I played in a semi-formal jam session last week. The music was part of a benefit event to honor my high school band director, Jeff Tower, who passed away earlier this month. The idea was that there are a lot of people who were in band and/or worked with him that are still active musicians, that a good way to “honor” Tower would be to pull many of them together and have a “jam session.”
I went into this event both excited and nervous; excited that I might get to see some friends that I haven’t seen in seventeen years or more, but nervous because my jazz playing simply isn’t what it used to be (actually, none of my playing is what it used to be). Instead of getting better since college, I have gotten worse. I know that a certain amount of this is normal. Life happens to people. But, I was still nervous going in because a “jam session” is a pretty open-ended thing, and just about anything can happen.
I was lucky enough to go to high school with two phenomenal saxophonists. One, a woman I knew as Jessica, who now goes by a stage name, is a few years older than I; the other, who says he “doesn’t play all that much anymore” but still sounds better than just about anyone I know, is a few years younger than I. I didn’t really know her all that well—high school seniors aren’t generally in the habit of befriending freshmen unless there is a specific reason to—but I knew him quite well. He and I were roommates during a summer at Idyllwild Arts, and he asked me to be his accompanist for a super-prestigious competition. Both he and she showed up at the jam session.
A woman at the event wanted to sing “All of Me.” That was straightforward. Then, when no one else on stage piped up, a certain female saxophonist said, “Let’s play ‘A Night in Tunisia.’” That’s not a difficult tune, per se, but it has some less-than-straightforward things that could benefit from at least some discussion up front.

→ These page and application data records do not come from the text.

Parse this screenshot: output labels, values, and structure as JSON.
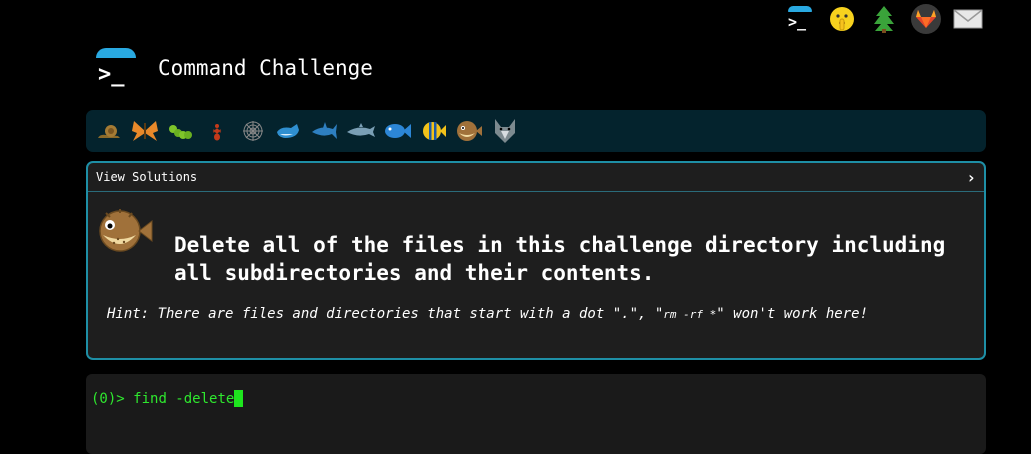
{
  "header": {
    "title": "Command Challenge",
    "prompt_glyph": ">_"
  },
  "top_icons": [
    {
      "name": "terminal-icon"
    },
    {
      "name": "shush-face-icon"
    },
    {
      "name": "tree-icon"
    },
    {
      "name": "gitlab-icon"
    },
    {
      "name": "mail-icon"
    }
  ],
  "levels": [
    {
      "name": "snail-icon"
    },
    {
      "name": "butterfly-icon"
    },
    {
      "name": "caterpillar-icon"
    },
    {
      "name": "ant-icon"
    },
    {
      "name": "spider-web-icon"
    },
    {
      "name": "whale-icon"
    },
    {
      "name": "shark-icon"
    },
    {
      "name": "dolphin-icon"
    },
    {
      "name": "fish-icon"
    },
    {
      "name": "tropical-fish-icon"
    },
    {
      "name": "pufferfish-icon"
    },
    {
      "name": "wolf-icon"
    }
  ],
  "challenge": {
    "view_solutions": "View Solutions",
    "chevron": "›",
    "task": "Delete all of the files in this challenge directory including all subdirectories and their contents.",
    "hint_prefix": "Hint: There are files and directories that start with a dot \".\", \"",
    "hint_code": "rm -rf *",
    "hint_suffix": "\" won't work here!"
  },
  "terminal": {
    "prompt": "(0)> ",
    "input": "find -delete"
  },
  "colors": {
    "accent": "#29a9e1",
    "border": "#1e8fa6",
    "terminal_green": "#2ee82e"
  }
}
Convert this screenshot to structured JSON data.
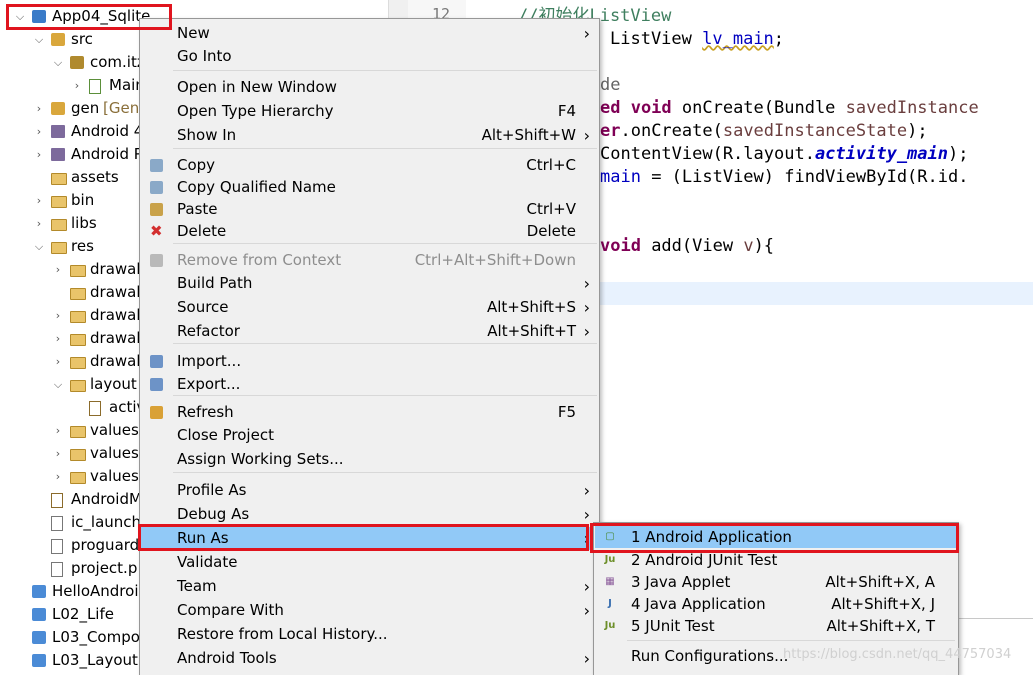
{
  "explorer": {
    "rows": [
      {
        "label": "App04_Sqlite",
        "twisty": "open"
      },
      {
        "label": "src",
        "twisty": "open"
      },
      {
        "label": "com.itz",
        "twisty": "open"
      },
      {
        "label": "Main",
        "twisty": "closed"
      },
      {
        "label": "gen",
        "decoration": "[Gene",
        "twisty": "closed"
      },
      {
        "label": "Android 4",
        "twisty": "closed"
      },
      {
        "label": "Android P",
        "twisty": "closed"
      },
      {
        "label": "assets",
        "twisty": ""
      },
      {
        "label": "bin",
        "twisty": "closed"
      },
      {
        "label": "libs",
        "twisty": "closed"
      },
      {
        "label": "res",
        "twisty": "open"
      },
      {
        "label": "drawab",
        "twisty": "closed"
      },
      {
        "label": "drawab",
        "twisty": ""
      },
      {
        "label": "drawab",
        "twisty": "closed"
      },
      {
        "label": "drawab",
        "twisty": "closed"
      },
      {
        "label": "drawab",
        "twisty": "closed"
      },
      {
        "label": "layout",
        "twisty": "open"
      },
      {
        "label": "activ",
        "twisty": ""
      },
      {
        "label": "values",
        "twisty": "closed"
      },
      {
        "label": "values-",
        "twisty": "closed"
      },
      {
        "label": "values-",
        "twisty": "closed"
      },
      {
        "label": "AndroidM",
        "twisty": ""
      },
      {
        "label": "ic_launch",
        "twisty": ""
      },
      {
        "label": "proguard",
        "twisty": ""
      },
      {
        "label": "project.p",
        "twisty": ""
      },
      {
        "label": "HelloAndroi",
        "twisty": ""
      },
      {
        "label": "L02_Life",
        "twisty": ""
      },
      {
        "label": "L03_Compo",
        "twisty": ""
      },
      {
        "label": "L03_Layout",
        "twisty": ""
      }
    ]
  },
  "ruler": {
    "line_number": "12"
  },
  "editor": {
    "line1": "//初始化ListView",
    "line2_type": "ListView",
    "line2_var": "lv_main",
    "line2_end": ";",
    "line3": "de",
    "line4_kw": "ed void",
    "line4_rest": " onCreate(Bundle ",
    "line4_param": "savedInstance",
    "line5_kw": "er",
    "line5_rest": ".onCreate(",
    "line5_param": "savedInstanceState",
    "line5_end": ");",
    "line6_a": "ContentView(R.layout.",
    "line6_b": "activity_main",
    "line6_c": ");",
    "line7_a": "main",
    "line7_b": " = (ListView) findViewById(R.id.",
    "line8_kw": "void",
    "line8_rest": " add(View ",
    "line8_param": "v",
    "line8_end": "){"
  },
  "context_menu": {
    "items": [
      {
        "label": "New",
        "shortcut": "",
        "submenu": true
      },
      {
        "label": "Go Into",
        "shortcut": ""
      },
      {
        "label": "Open in New Window",
        "shortcut": ""
      },
      {
        "label": "Open Type Hierarchy",
        "shortcut": "F4"
      },
      {
        "label": "Show In",
        "shortcut": "Alt+Shift+W",
        "submenu": true
      },
      {
        "label": "Copy",
        "shortcut": "Ctrl+C",
        "icon": "copy-icon"
      },
      {
        "label": "Copy Qualified Name",
        "shortcut": "",
        "icon": "copy-qualified-icon"
      },
      {
        "label": "Paste",
        "shortcut": "Ctrl+V",
        "icon": "paste-icon"
      },
      {
        "label": "Delete",
        "shortcut": "Delete",
        "icon": "delete-icon"
      },
      {
        "label": "Remove from Context",
        "shortcut": "Ctrl+Alt+Shift+Down",
        "disabled": true,
        "icon": "remove-context-icon"
      },
      {
        "label": "Build Path",
        "shortcut": "",
        "submenu": true
      },
      {
        "label": "Source",
        "shortcut": "Alt+Shift+S",
        "submenu": true
      },
      {
        "label": "Refactor",
        "shortcut": "Alt+Shift+T",
        "submenu": true
      },
      {
        "label": "Import...",
        "shortcut": "",
        "icon": "import-icon"
      },
      {
        "label": "Export...",
        "shortcut": "",
        "icon": "export-icon"
      },
      {
        "label": "Refresh",
        "shortcut": "F5",
        "icon": "refresh-icon"
      },
      {
        "label": "Close Project",
        "shortcut": ""
      },
      {
        "label": "Assign Working Sets...",
        "shortcut": ""
      },
      {
        "label": "Profile As",
        "shortcut": "",
        "submenu": true
      },
      {
        "label": "Debug As",
        "shortcut": "",
        "submenu": true
      },
      {
        "label": "Run As",
        "shortcut": "",
        "submenu": true,
        "highlighted": true
      },
      {
        "label": "Validate",
        "shortcut": ""
      },
      {
        "label": "Team",
        "shortcut": "",
        "submenu": true
      },
      {
        "label": "Compare With",
        "shortcut": "",
        "submenu": true
      },
      {
        "label": "Restore from Local History...",
        "shortcut": ""
      },
      {
        "label": "Android Tools",
        "shortcut": "",
        "submenu": true
      }
    ]
  },
  "run_as_submenu": {
    "items": [
      {
        "label": "1 Android Application",
        "shortcut": "",
        "icon": "android-app-icon",
        "icon_glyph": "▢",
        "highlighted": true
      },
      {
        "label": "2 Android JUnit Test",
        "shortcut": "",
        "icon": "junit-icon",
        "icon_glyph": "Ju"
      },
      {
        "label": "3 Java Applet",
        "shortcut": "Alt+Shift+X, A",
        "icon": "applet-icon",
        "icon_glyph": "▦"
      },
      {
        "label": "4 Java Application",
        "shortcut": "Alt+Shift+X, J",
        "icon": "java-app-icon",
        "icon_glyph": "J"
      },
      {
        "label": "5 JUnit Test",
        "shortcut": "Alt+Shift+X, T",
        "icon": "junit-icon",
        "icon_glyph": "Ju"
      },
      {
        "label": "Run Configurations...",
        "shortcut": ""
      }
    ]
  },
  "colors": {
    "highlight": "#91c9f7",
    "annotation": "#e0141e",
    "menu_bg": "#f0f0f0"
  },
  "watermark": "https://blog.csdn.net/qq_44757034"
}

It went alright, though not without hiccup. Then, she calls “Cherokee.” “Cherokee.” “Cherokee” is the piece you play when you’re certain that the audience wants to know what a ride cymbal smells like when it starts to melt. The chord changes are not hard, but they aren’t easy either, but, then again, few things are “easy” at 250 bpm. (Also, there is that whole, tuning-my-bass-in-fifths thing ... )
My first “jam session” in over a decade, and I get to fumble my way through “Cherokee.” Sheesh!